Unfortunately, due to the time of year that the camera was set up (December) and how secure the forest school area was, there was little wildlife to report visiting except for a great shot of 5 Goldfinches all feeding in the same place.
School 3 – Another beautiful school in a fantastic location and the workshop involved the whole school this time. The camera was placed perfectly overlooking the school field towards the Clwydian Range.
Again, the children were very excited upon my return –as was I! I always look through the footage before showing any images to the children just in case there is anything untoward. The first 5 videos were good with the usual suspects of blackbirds, grey squirrels and then…….. a species I did not recognise. Quite a large mammal that was very interested in the camera and actually got so up close and personal that it moved its position. After a bit of identification detective work this mammal was revealed as…….. the lesser known CARETAKER!! Unfortunately, no-one had told him about the camera on the school grounds which was now pointing up to the sky so it was only able to capture the tips of the ears of a visiting fox. The children were a little disappointed but managed to see the funny side. They were consoled with looking at footage taken from previous schools.

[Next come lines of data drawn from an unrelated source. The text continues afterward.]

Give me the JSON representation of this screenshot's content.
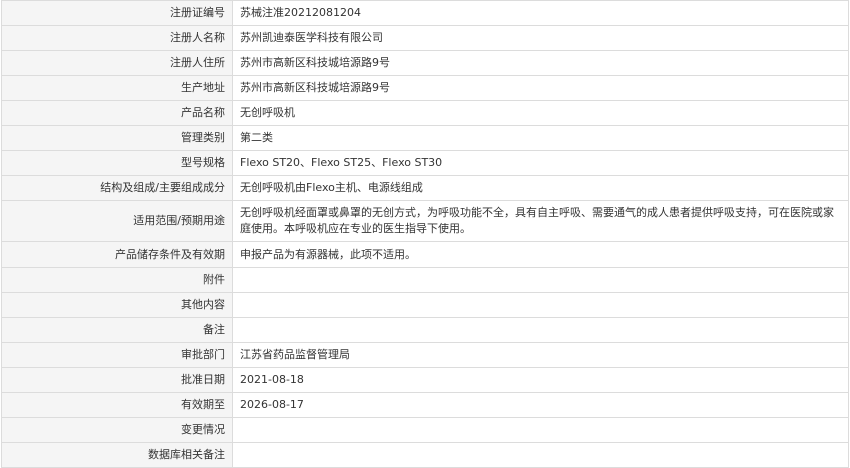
{
  "rows": [
    {
      "label": "注册证编号",
      "value": "苏械注准20212081204"
    },
    {
      "label": "注册人名称",
      "value": "苏州凯迪泰医学科技有限公司"
    },
    {
      "label": "注册人住所",
      "value": "苏州市高新区科技城培源路9号"
    },
    {
      "label": "生产地址",
      "value": "苏州市高新区科技城培源路9号"
    },
    {
      "label": "产品名称",
      "value": "无创呼吸机"
    },
    {
      "label": "管理类别",
      "value": "第二类"
    },
    {
      "label": "型号规格",
      "value": "Flexo ST20、Flexo ST25、Flexo ST30"
    },
    {
      "label": "结构及组成/主要组成成分",
      "value": "无创呼吸机由Flexo主机、电源线组成"
    },
    {
      "label": "适用范围/预期用途",
      "value": "无创呼吸机经面罩或鼻罩的无创方式，为呼吸功能不全，具有自主呼吸、需要通气的成人患者提供呼吸支持，可在医院或家庭使用。本呼吸机应在专业的医生指导下使用。"
    },
    {
      "label": "产品储存条件及有效期",
      "value": "申报产品为有源器械，此项不适用。"
    },
    {
      "label": "附件",
      "value": ""
    },
    {
      "label": "其他内容",
      "value": ""
    },
    {
      "label": "备注",
      "value": ""
    },
    {
      "label": "审批部门",
      "value": "江苏省药品监督管理局"
    },
    {
      "label": "批准日期",
      "value": "2021-08-18"
    },
    {
      "label": "有效期至",
      "value": "2026-08-17"
    },
    {
      "label": "变更情况",
      "value": ""
    },
    {
      "label": "数据库相关备注",
      "value": ""
    }
  ]
}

School 4 – This has been the best school so far in terms of what turned up for the camera. The camera was triggered over 300 times which meant that I had quite a bit of footage to go through before showing it to the children. During the workshop the children were really engrossed in the activities, especially the outdoor section. One girl highlighted the perfect position for the camera – opposite a hole in the bottom of a fence leading into a field within their forest school area. They were brilliant ‘NatureSpies’ There were regular wildlife visitors every night including a cat with a huge mouse in its mouth, a badger digging for worms and two foxes screaming and chasing each other!
School 5 – This school had the biggest school grounds so far and the workshop took place on the coldest day (-1c) but once again, the children showed how resilient they are and got stuck into the outdoor activities with no complaints. When I first arrived at their classroom I was heartened to see the ‘NatureSpy’ website displayed on the board and the children were already engaged in wildlife identification activities so I knew that they were going to be a good group. Again, we were spoilt for choice as to where to position the camera but we opted for a slightly overgrown area in front of their bird hide.
School 6 – From the biggest school to the smallest school this time with only 18 pupils in total ranging from aged 4 – 11 and the smallest school grounds. Pitching the indoor workshop at the right level was a little trickier due to the age range of the pupils but we managed and once we went outside for the outdoor workshop there were no issues. All pupils were involved and even though there were no substantial trees to attach the camera to we ended up placing it on a fence post. Again, fingers crossed for the collection…
I have been so impressed so far by the children, their teachers and the school environment even if the wildlife hasn’t always come out to play. And although we haven’t yet discovered any of the wilder species of the AONB that we are looking for as part of this DeeScover project, there is still time, especially now spring is here and everything is waking up. 4 more schools to visit and 6 more cameras to collect!
Next time… ‘The remaining schools and wildlife highlights’…